In the new schools, the foundation courses were also revolutionised. They were almost entirely taught by leading members of the avant-garde, Mesquita writes, including women painters like Aleksandra Exter, Nadezhda Udaltsova and Liubov Popova. The Vkhutemas were as significant for modern art as the better-known German Bauhaus.
But by 1930, the VKhuTEMAS and their successor, the Vkhutein had vanished, closed down by the Stalinist authorities. Academicism returned. A transition from revolutionary vitality to the dead hand of “socialist realism” appears in Zelma’s shot of Stalin. The reality behind the image of heroic labour is hinted at in Rodchenko’s 1933 image of workers building the White Sea Canal.
The fate of these images is currently a contested topic, especially in Russia and and in the columns of the financial press. Presently the photographs belong to the Tosca Photography Fund. This is an investment fund begun by Mehmet Dalman who teamed up with Cheatle in 2005. The original intention was to offer the Russian part to the State Hermitage Museum in Saint Petersburg. Some believe that the best home for them would be the Moscow House of Photography.
But at present there does not appear to be a museum buyer and so the photographs may go up for auction as the fund must realise its investment by November.
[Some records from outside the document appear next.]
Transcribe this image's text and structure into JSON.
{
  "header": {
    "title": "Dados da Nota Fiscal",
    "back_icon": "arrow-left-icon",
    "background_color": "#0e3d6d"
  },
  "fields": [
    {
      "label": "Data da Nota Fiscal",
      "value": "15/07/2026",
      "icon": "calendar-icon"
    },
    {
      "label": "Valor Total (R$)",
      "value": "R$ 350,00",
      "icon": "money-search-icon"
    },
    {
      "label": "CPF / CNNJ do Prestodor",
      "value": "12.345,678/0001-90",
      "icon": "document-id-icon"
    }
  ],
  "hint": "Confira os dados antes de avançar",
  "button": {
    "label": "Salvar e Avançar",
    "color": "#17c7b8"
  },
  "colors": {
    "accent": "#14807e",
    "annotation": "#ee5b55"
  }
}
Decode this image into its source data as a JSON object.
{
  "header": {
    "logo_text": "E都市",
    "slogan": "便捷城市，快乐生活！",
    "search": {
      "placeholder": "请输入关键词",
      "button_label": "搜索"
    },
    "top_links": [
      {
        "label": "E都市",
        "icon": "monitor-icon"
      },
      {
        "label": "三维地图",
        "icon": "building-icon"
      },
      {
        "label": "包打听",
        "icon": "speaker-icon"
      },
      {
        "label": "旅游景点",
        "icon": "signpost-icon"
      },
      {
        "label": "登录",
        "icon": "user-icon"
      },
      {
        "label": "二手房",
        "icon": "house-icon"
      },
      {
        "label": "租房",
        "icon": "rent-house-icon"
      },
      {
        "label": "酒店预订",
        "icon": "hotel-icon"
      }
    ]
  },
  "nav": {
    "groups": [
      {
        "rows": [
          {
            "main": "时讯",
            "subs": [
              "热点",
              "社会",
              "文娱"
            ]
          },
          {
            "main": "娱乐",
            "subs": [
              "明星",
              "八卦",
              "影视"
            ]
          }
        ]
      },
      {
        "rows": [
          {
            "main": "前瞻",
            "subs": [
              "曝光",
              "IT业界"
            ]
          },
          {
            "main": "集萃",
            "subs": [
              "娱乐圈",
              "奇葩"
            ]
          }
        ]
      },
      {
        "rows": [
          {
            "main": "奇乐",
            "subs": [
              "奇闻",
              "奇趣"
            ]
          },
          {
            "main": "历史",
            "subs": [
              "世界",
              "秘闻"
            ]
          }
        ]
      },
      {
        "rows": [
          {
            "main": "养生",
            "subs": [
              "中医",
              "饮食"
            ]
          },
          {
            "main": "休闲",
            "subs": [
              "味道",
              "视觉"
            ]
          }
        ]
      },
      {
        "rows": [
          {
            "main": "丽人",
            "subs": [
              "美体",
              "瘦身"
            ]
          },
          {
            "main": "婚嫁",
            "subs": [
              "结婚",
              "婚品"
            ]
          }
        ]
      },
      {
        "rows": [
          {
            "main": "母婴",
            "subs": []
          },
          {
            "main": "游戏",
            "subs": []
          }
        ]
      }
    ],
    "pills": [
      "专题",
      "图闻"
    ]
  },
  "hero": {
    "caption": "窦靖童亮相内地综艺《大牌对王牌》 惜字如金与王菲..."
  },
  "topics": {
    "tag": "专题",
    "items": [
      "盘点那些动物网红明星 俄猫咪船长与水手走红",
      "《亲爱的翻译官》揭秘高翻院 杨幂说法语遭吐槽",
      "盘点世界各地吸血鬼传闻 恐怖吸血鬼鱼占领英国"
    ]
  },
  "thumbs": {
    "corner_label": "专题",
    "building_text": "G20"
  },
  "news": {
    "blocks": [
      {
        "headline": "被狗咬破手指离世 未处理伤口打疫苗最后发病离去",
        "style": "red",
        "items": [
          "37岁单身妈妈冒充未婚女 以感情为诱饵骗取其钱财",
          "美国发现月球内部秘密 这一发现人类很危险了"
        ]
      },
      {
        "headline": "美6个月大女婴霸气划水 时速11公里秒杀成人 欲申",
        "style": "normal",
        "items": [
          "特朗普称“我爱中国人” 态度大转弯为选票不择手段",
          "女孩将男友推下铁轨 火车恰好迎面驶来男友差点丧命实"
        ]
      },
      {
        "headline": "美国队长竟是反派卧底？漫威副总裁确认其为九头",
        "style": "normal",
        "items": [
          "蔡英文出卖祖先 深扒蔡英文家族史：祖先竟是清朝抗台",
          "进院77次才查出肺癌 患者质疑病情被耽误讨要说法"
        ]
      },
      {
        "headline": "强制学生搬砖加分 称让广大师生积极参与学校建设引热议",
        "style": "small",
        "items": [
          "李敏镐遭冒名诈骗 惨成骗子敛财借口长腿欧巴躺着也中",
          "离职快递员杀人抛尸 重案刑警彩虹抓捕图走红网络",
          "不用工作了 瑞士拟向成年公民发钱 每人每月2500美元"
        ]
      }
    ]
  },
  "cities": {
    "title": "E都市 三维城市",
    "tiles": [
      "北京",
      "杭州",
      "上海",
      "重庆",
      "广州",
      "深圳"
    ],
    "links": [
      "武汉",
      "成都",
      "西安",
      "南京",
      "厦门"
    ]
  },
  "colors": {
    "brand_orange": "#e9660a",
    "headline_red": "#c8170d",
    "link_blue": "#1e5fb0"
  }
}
It seems richly ironic that the legacy of Soviet modernism has become a desirable investment “product”.
4 February 2011